Two Stars – Wholesome
The inspiration for this film is a fascinating yet simple idea that director Thomas Balmes gives credit to producer Alain Chabat. He thought that it would make an intriguing study to follow four babies from birth to their first year of age in four very divergent cultures. With virtually no dialogue, filmmakers take us inside the homes and very private moments between parents and children as they take their first meal to their first steps.
By interweaving their lives, the film makes it clear that wherever a baby is born and however dissimilar their surroundings, they are far more alike than different. From sibling interactions to parental humor to first words and first steps, these little ones of four different races share a common humanity.
Ponijao, in the isolated village of Opuwo, Namibia, lives in a hut made of wood and thatch. Crawling on a dirt floor without diapers with a mother who is ready at all times to breastfeed, Ponijao is intrigued by the flies and the dogs that share his world. Playing with sticks and stones and crawling in streams and mud, Ponijao is joyful and loved.
Mari is born in Tokyo, Japan. Living in a high-rise apartment above the beauty of the city, Mari has all the luxuries of Japanese technology, playing with cell phones and computers in the clean world of modern life. Joining in the social structure of mothers and children, Mari is a part of an orderly society with doting parents.
Bayar is the child of Mongolian goat herders living in barren Bayanchandmani, Mongolia. Swaddled tightly in a papoose of blankets, Bayar rides home from the clinic in the arms of mom on the back of her father’s motorcycle. Like Ponijao, Bayar is surrounded by animals and shares her bath and her playtime with her father’s goats and cattle. Full of smiles and enjoying crawling through the grass, Bayar learns about life.
Hattie enters the world in San Francisco, California. With parents who value “mother earth” as sung in the song they sing with her in a group playtime, Hattie nevertheless lives isolated from the natural world. Unlike Ponijao and Bayar, the dirt and mess are far removed as the vacuum and lint remover are part of Hattie’s normal life. But with her cat nearby, Hattie is given love and care as books are read and adventures are shared in her urban world.
A slow-moving film that won’t be enjoyed by all, “Babies” presents a slice of humanity that allows us all to understand just a little bit better the life we all share.
Discussion for those who have seen this film:
1. The opening scene when Ponijao and his brother share the normal sibling interactions sitting on a dirt floor pounding rocks as toys is priceless. How do you see Ponijao’s siblings being similar or different than Bayar’s?
2. The lack of dialogue makes this film all the more interesting.

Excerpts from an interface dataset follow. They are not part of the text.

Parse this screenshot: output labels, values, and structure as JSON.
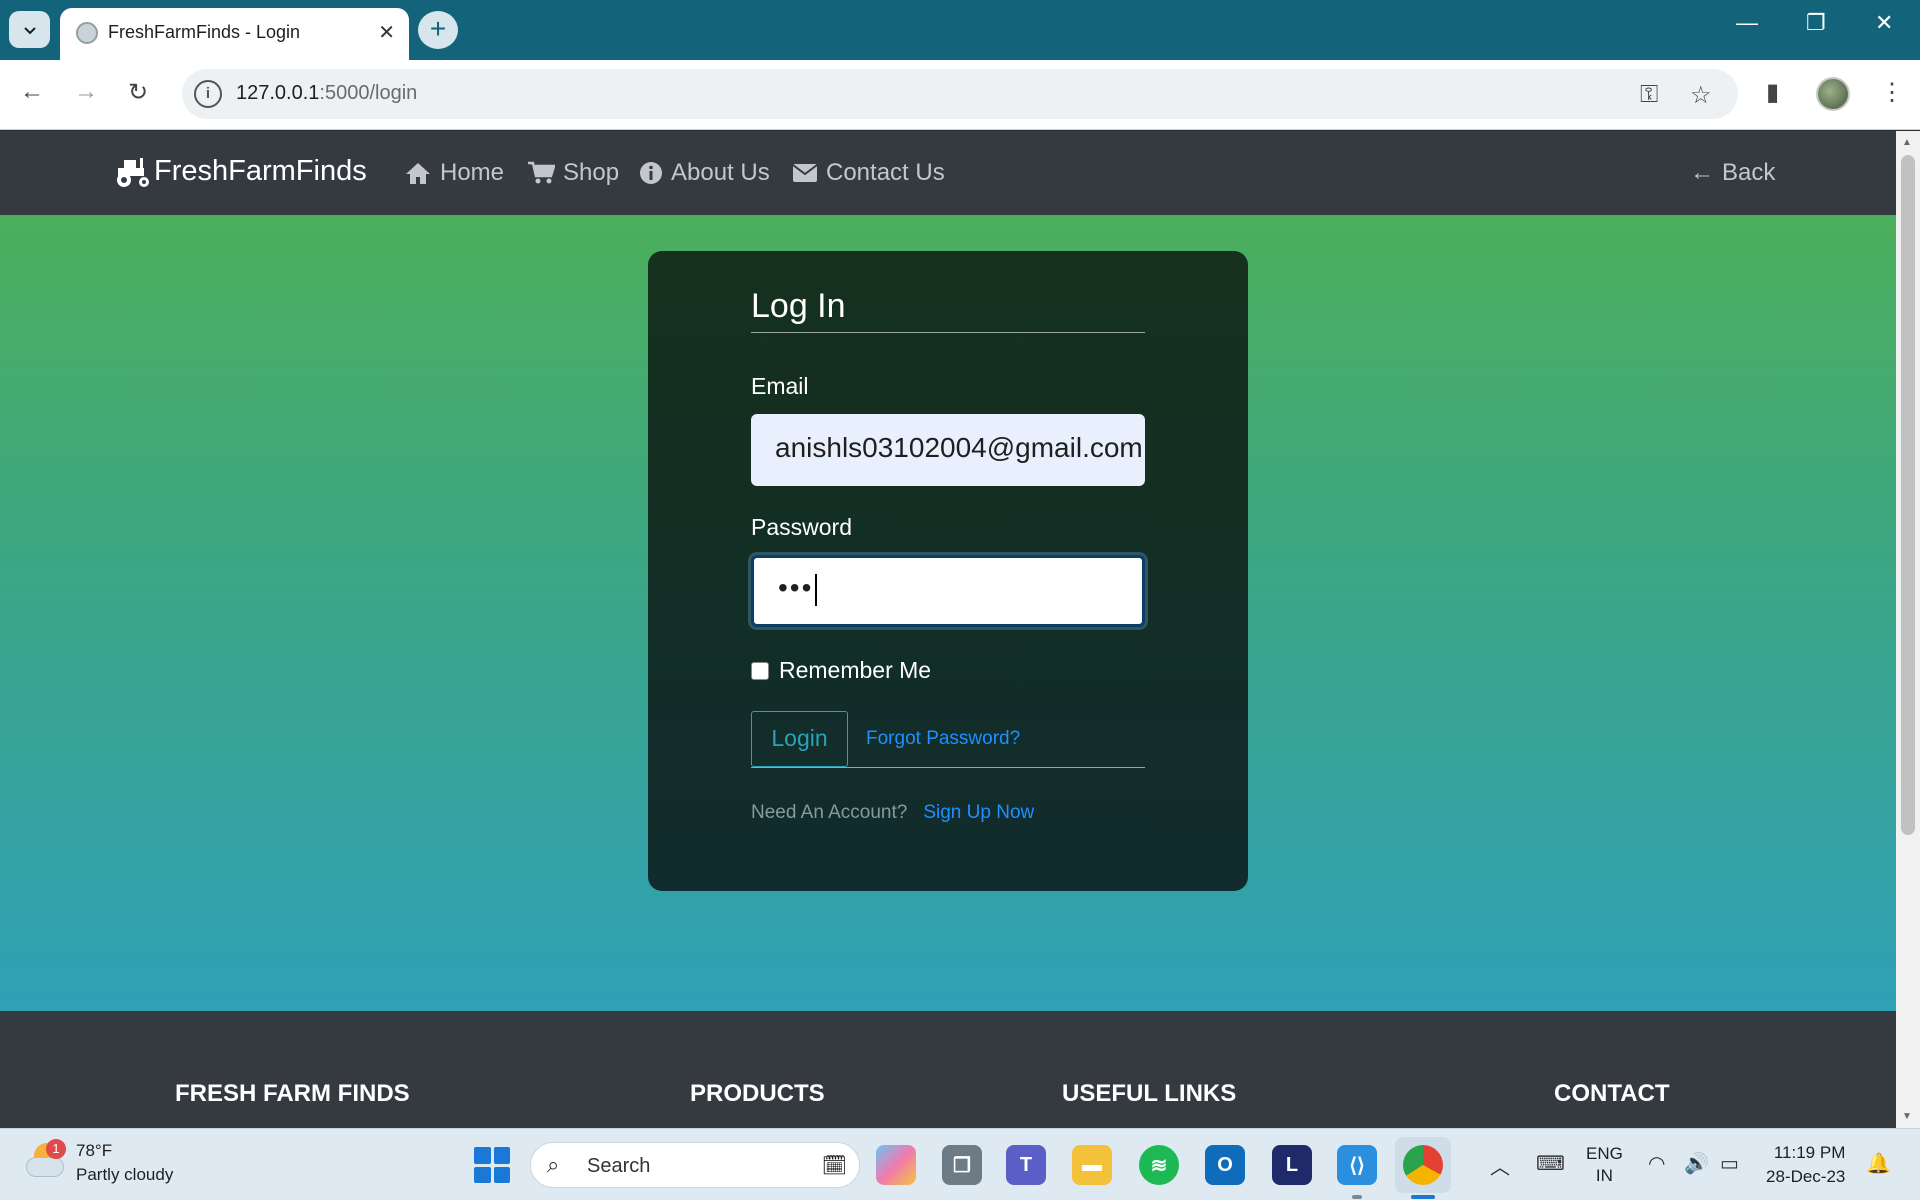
{
  "browser": {
    "tab_title": "FreshFarmFinds - Login",
    "url_host": "127.0.0.1",
    "url_path": ":5000/login",
    "icons": [
      "tab-search-icon",
      "favicon-icon",
      "close-icon",
      "new-tab-icon",
      "back-icon",
      "forward-icon",
      "reload-icon",
      "site-info-icon",
      "password-key-icon",
      "bookmark-star-icon",
      "side-panel-icon",
      "profile-avatar",
      "menu-dots-icon"
    ]
  },
  "site": {
    "brand": "FreshFarmFinds",
    "nav": {
      "home": "Home",
      "shop": "Shop",
      "about": "About Us",
      "contact": "Contact Us",
      "back": "Back"
    }
  },
  "login": {
    "title": "Log In",
    "email_label": "Email",
    "email_value": "anishls03102004@gmail.com",
    "password_label": "Password",
    "password_value": "•••",
    "remember_label": "Remember Me",
    "login_button": "Login",
    "forgot_link": "Forgot Password?",
    "need_account": "Need An Account?",
    "signup_link": "Sign Up Now"
  },
  "footer": {
    "col1": "FRESH FARM FINDS",
    "col2": "PRODUCTS",
    "col3": "USEFUL LINKS",
    "col4": "CONTACT"
  },
  "taskbar": {
    "weather_badge": "1",
    "temperature": "78°F",
    "condition": "Partly cloudy",
    "search_placeholder": "Search",
    "lang_line1": "ENG",
    "lang_line2": "IN",
    "time": "11:19 PM",
    "date": "28-Dec-23"
  },
  "colors": {
    "nav_bg": "#343a40",
    "hero_top": "#4caf5c",
    "hero_bottom": "#2fa0b6",
    "card_bg": "#13302a",
    "link": "#1e90ff",
    "button_outline": "#2aa3b8",
    "chrome_tabbar": "#13637a"
  }
}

How do you think it would have changed had they chosen to do a voice-over?
3. When children are born into such different educational opportunities, as shown by the advantages seen in just the beginning of life for Mari and Hattie, how can children like Ponijao and Bayar compete?